Poor Doncaster child services now rated 'adequate'
Doncaster Council's children's services have won an improved rating from Ofsted, two years after its failures led to government intervention.
Inspectors said the overall effectiveness for safeguarding youngsters was now deemed "adequate".
The council said the report's outcome was a "significant milestone".
In 2009, the government ordered the takeover of children's services after the deaths of seven children in the district through neglect or abuse.
Last year the government announced again it would intervene at the authority after the Audit Commission said it was not being properly run.
It came after the council was criticised over attacks by two brothers in Edlington.
'Not good enough'
The boys, aged 11 and 12, were given indeterminate sentences for torturing two other boys, aged nine and 11, in the South Yorkshire village last April.
The latest rating is an improvement on the 2010 inspection which deemed children's services to be performing poorly.

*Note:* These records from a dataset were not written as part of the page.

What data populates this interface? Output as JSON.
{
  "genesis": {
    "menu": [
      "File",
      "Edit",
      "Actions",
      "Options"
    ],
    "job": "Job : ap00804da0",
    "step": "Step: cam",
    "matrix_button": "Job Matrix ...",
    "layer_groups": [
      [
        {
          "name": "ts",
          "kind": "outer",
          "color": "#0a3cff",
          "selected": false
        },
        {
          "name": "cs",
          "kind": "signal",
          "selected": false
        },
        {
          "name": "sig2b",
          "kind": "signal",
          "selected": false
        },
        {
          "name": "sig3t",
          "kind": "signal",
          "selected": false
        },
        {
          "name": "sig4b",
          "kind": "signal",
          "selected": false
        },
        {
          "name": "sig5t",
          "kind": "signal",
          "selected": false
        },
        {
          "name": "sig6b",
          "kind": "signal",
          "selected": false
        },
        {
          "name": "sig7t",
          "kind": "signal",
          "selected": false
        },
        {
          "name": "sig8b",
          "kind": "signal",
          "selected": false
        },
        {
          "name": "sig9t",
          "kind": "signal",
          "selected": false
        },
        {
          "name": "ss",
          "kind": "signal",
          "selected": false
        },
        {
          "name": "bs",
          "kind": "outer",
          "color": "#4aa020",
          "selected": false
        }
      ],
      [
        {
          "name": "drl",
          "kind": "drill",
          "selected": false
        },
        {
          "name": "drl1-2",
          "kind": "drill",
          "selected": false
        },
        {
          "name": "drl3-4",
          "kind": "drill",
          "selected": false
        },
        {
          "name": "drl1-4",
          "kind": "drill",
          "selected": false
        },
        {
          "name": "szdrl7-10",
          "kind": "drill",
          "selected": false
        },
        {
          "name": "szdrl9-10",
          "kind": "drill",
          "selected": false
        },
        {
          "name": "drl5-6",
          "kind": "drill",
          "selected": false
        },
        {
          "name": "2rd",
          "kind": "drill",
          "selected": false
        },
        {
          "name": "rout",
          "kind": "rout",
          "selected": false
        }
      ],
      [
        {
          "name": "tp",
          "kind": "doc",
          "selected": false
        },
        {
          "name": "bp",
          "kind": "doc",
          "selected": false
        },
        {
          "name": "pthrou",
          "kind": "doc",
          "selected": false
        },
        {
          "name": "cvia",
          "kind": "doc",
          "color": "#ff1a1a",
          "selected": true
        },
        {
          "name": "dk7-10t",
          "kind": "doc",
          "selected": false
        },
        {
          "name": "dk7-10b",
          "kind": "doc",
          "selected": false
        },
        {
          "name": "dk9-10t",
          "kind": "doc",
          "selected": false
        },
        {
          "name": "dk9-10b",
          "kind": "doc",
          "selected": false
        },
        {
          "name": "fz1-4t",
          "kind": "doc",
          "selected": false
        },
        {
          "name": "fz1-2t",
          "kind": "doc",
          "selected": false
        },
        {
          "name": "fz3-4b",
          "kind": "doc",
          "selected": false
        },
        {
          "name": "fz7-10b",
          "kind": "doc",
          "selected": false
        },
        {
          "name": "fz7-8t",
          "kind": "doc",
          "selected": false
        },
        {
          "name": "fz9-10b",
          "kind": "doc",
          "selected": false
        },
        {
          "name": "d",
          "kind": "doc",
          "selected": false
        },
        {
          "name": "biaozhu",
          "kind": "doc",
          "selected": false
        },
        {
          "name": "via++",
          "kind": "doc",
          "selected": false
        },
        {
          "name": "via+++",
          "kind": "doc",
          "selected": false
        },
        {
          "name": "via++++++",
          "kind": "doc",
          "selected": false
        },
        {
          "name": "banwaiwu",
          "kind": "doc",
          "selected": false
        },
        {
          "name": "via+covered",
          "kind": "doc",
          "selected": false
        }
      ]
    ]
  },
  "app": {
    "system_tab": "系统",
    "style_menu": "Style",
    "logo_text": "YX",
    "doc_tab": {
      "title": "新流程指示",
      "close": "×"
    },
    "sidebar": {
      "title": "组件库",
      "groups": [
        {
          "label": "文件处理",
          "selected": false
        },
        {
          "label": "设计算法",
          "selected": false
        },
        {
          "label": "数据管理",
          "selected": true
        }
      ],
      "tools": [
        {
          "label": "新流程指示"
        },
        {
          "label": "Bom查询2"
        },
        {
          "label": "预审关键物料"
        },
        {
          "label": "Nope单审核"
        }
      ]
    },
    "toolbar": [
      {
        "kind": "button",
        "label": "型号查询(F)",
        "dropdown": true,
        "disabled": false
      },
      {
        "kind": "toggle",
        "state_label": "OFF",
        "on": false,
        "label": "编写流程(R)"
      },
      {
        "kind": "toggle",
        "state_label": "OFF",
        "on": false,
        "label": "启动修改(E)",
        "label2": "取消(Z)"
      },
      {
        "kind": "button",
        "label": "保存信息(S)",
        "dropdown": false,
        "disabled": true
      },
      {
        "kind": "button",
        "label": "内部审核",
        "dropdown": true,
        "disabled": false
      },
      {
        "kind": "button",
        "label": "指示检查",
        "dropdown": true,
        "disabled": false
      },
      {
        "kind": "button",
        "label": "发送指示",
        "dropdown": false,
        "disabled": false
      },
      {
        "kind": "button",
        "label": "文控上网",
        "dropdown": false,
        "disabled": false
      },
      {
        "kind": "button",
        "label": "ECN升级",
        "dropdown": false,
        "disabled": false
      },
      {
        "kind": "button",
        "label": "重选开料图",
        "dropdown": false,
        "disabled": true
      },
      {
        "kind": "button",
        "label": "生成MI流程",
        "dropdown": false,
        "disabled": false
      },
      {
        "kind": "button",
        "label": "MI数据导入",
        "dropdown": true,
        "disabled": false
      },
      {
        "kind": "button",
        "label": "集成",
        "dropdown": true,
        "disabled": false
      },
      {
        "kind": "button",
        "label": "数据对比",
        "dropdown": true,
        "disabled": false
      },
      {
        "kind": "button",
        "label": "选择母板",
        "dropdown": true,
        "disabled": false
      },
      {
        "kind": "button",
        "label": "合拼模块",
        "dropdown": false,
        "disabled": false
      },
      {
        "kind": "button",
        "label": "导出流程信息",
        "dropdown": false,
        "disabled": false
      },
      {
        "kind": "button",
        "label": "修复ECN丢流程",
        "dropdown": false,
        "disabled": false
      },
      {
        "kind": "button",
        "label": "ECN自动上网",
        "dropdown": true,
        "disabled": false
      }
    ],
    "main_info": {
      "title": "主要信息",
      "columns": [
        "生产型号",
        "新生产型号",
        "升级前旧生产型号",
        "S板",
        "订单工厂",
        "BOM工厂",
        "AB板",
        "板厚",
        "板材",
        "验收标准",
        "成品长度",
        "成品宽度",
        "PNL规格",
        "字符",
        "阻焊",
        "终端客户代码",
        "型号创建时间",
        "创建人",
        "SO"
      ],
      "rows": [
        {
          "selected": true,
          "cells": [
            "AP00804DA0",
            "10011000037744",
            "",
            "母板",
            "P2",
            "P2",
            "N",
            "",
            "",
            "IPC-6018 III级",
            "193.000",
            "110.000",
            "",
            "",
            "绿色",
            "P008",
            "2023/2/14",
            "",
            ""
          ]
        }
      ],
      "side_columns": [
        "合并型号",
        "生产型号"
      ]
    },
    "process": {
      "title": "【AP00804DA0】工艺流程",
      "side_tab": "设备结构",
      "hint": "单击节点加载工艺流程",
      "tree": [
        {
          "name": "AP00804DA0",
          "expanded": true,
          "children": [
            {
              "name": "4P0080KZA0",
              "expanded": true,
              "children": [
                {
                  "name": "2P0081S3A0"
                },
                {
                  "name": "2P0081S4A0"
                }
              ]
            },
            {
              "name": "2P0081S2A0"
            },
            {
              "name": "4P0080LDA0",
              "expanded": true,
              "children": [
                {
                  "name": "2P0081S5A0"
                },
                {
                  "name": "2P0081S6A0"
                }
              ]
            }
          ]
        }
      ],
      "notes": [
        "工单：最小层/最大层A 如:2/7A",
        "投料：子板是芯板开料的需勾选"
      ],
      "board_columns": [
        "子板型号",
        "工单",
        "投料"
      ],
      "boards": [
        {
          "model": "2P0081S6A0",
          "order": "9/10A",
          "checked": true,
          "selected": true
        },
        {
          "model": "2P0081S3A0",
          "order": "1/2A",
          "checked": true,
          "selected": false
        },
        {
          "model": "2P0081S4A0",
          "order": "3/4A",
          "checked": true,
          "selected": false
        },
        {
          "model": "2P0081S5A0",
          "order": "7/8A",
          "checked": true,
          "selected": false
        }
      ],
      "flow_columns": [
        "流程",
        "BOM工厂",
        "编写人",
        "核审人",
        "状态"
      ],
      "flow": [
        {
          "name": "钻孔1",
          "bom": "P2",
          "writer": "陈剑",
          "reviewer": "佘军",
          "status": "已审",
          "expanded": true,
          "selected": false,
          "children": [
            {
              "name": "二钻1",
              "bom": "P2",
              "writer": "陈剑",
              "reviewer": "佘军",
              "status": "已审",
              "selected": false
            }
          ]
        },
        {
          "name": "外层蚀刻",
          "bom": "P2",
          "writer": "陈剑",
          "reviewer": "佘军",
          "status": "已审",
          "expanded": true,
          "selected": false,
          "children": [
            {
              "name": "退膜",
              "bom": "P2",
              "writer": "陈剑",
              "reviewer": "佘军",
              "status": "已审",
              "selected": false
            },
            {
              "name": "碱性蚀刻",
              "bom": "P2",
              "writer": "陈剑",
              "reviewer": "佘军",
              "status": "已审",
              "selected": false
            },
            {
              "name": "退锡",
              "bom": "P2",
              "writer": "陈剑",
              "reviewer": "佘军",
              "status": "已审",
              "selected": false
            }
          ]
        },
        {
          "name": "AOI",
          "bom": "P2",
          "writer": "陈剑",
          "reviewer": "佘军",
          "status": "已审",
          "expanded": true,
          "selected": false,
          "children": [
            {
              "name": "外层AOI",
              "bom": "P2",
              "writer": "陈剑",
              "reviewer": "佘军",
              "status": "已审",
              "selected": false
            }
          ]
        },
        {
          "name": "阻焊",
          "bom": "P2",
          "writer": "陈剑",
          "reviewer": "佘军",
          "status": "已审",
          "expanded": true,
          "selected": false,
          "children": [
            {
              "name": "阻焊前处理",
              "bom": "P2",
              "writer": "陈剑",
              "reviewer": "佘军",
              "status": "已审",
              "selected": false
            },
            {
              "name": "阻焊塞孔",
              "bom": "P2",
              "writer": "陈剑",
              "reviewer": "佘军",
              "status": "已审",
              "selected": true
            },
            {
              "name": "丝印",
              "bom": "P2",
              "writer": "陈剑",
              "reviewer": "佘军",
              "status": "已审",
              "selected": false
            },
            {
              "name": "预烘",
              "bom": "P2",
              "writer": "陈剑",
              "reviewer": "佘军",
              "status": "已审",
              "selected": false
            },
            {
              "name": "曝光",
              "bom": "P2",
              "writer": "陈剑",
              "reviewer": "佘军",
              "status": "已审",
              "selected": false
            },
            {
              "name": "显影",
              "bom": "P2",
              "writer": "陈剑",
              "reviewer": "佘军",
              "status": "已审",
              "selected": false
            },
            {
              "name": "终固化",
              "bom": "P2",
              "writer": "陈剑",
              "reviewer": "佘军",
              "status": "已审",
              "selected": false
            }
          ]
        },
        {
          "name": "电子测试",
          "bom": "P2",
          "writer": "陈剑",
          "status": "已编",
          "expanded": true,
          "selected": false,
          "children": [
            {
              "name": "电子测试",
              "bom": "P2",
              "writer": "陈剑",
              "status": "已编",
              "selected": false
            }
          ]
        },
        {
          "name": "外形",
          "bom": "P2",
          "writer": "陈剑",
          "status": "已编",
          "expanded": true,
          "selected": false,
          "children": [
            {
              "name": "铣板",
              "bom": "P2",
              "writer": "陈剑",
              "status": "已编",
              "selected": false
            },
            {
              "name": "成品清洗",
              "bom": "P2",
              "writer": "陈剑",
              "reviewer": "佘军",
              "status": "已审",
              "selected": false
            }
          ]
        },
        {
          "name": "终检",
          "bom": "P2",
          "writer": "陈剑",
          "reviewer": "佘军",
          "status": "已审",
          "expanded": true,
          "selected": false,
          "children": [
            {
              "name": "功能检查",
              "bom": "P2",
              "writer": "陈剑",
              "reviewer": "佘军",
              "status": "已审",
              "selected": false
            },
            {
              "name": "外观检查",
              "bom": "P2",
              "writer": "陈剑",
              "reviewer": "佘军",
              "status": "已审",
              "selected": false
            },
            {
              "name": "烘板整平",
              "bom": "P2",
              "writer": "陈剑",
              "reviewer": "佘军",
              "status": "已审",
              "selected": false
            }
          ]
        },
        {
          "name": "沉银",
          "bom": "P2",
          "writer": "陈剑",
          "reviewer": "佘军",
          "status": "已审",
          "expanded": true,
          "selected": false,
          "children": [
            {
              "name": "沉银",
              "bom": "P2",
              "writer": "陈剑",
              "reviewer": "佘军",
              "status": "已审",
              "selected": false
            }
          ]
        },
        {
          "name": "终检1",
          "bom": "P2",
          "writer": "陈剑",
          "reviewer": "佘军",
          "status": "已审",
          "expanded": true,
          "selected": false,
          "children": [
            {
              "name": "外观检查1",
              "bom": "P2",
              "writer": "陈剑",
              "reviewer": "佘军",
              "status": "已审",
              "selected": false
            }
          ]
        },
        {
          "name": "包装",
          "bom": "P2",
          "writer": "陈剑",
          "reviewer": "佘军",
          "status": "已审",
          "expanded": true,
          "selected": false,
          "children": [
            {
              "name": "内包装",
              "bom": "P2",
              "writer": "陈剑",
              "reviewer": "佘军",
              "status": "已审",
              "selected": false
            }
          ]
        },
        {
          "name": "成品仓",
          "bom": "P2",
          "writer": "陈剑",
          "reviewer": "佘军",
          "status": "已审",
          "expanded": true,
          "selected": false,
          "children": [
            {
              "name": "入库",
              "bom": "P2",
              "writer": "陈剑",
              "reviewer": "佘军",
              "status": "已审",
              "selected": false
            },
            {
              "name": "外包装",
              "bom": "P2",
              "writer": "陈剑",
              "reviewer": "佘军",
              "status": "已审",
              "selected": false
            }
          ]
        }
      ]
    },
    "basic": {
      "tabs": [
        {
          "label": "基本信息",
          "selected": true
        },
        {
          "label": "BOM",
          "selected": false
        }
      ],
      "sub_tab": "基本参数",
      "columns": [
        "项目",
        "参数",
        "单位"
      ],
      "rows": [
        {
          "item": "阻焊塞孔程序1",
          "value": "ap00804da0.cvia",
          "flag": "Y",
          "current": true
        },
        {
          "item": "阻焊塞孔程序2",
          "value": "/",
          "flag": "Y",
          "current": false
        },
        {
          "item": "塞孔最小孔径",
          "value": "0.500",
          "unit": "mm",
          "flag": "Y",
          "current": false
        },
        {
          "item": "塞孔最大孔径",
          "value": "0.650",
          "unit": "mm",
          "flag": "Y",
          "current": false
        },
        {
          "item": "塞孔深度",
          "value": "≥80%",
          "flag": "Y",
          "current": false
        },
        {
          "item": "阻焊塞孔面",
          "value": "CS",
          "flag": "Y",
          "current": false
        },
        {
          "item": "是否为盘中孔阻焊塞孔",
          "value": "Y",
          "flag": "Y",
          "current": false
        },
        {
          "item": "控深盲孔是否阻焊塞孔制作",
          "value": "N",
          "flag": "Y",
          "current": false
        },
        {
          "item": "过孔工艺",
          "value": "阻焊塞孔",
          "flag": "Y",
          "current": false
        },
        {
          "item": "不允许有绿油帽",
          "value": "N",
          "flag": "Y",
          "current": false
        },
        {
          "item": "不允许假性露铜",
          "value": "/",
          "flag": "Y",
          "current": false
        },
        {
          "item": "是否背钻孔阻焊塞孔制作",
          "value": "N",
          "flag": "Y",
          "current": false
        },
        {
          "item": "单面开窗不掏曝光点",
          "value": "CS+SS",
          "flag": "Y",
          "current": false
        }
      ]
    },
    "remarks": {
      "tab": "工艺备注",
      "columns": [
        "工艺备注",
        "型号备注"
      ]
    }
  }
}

Chris Pratt, Doncaster Council's Director of the Children and Young People's Service, said more still needed to be done to improve the service.
"The findings and overall judgment of the inspection represent a significant milestone in our ongoing journey of improvement," he said.
"Whilst it is right the inspection has acknowledged where we have come from and highlighted our good direction of travel, we are acutely aware there is still a long way to go.
"Adequate is a far, far better judgement than the 'inadequate' ones we have had previously, but not good enough for the children and young people of Doncaster."
The Ofsted report states: "The overall effectiveness of safeguarding in Doncaster is adequate.
"The council meets its statutory requirements for the management of safeguarding services.
"This reflects significant progress over the last year after a considerable period of poor performance and inadequate management which led to government intervention in 2009."
It said that no services were deteriorating though some were "at an early stage of improvement" and some were "underdeveloped".
The report highlighted a number of areas of improvement including improving attendance by the police and health professionals at child protection conferences.
Mr Pratt added: "There are several recommendations in the report for developing better services and we have started to implement these with vigour."